** Opening Data extracts block **

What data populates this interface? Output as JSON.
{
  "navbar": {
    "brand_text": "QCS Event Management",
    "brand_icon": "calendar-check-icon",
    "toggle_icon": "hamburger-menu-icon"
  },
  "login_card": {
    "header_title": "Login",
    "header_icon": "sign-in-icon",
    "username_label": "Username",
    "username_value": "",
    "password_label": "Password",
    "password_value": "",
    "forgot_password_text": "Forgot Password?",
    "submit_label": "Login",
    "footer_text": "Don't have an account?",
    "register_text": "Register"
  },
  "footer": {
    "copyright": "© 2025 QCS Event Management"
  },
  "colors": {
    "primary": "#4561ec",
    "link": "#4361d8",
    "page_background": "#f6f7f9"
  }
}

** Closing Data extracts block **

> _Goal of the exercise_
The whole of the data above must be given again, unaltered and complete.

> _Completed task_
What data populates this interface? Output as JSON.
{
  "navbar": {
    "brand_text": "QCS Event Management",
    "brand_icon": "calendar-check-icon",
    "toggle_icon": "hamburger-menu-icon"
  },
  "login_card": {
    "header_title": "Login",
    "header_icon": "sign-in-icon",
    "username_label": "Username",
    "username_value": "",
    "password_label": "Password",
    "password_value": "",
    "forgot_password_text": "Forgot Password?",
    "submit_label": "Login",
    "footer_text": "Don't have an account?",
    "register_text": "Register"
  },
  "footer": {
    "copyright": "© 2025 QCS Event Management"
  },
  "colors": {
    "primary": "#4561ec",
    "link": "#4361d8",
    "page_background": "#f6f7f9"
  }
}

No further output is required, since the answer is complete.